HOW TO COMPLETE THIS TASK:
Could you please return each line of the data that has the word "LaserJet"?

(Component data from apps and pages)
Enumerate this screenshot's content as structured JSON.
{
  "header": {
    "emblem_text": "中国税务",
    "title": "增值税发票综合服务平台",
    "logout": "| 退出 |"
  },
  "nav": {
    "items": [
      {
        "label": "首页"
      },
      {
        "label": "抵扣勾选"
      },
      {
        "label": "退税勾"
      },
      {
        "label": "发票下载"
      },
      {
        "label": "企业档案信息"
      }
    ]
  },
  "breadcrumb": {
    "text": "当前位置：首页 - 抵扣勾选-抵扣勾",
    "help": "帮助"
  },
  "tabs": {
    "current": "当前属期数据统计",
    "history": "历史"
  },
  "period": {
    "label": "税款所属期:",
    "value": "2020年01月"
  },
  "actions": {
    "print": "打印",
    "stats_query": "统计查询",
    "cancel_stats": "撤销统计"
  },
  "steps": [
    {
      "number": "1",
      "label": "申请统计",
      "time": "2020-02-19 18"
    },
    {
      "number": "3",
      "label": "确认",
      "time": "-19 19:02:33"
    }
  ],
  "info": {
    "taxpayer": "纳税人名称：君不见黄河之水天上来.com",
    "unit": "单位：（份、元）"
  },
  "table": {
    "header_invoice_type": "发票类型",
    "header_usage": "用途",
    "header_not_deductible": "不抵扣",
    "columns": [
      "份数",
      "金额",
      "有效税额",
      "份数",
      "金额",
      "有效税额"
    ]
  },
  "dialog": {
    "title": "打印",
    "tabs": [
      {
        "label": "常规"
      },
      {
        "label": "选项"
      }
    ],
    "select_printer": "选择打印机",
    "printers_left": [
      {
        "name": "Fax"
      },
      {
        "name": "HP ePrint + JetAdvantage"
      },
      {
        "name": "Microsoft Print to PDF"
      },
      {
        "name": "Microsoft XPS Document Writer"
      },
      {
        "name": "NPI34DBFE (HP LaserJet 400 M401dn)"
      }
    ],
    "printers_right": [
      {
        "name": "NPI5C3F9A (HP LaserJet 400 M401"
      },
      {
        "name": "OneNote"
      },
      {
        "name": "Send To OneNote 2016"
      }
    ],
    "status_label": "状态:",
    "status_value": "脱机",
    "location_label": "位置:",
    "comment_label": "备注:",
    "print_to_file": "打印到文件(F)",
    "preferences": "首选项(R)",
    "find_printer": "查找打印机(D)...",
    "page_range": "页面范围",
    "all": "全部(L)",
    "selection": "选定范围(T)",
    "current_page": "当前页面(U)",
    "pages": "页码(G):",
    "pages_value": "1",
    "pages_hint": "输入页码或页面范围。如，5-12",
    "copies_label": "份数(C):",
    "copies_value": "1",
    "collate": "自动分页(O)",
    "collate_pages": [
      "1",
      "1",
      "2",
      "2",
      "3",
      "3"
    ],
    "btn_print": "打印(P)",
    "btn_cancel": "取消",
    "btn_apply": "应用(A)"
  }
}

RESULT FOR THIS TASK:
        "name": "NPI34DBFE (HP LaserJet 400 M401dn)"
        "name": "NPI5C3F9A (HP LaserJet 400 M401"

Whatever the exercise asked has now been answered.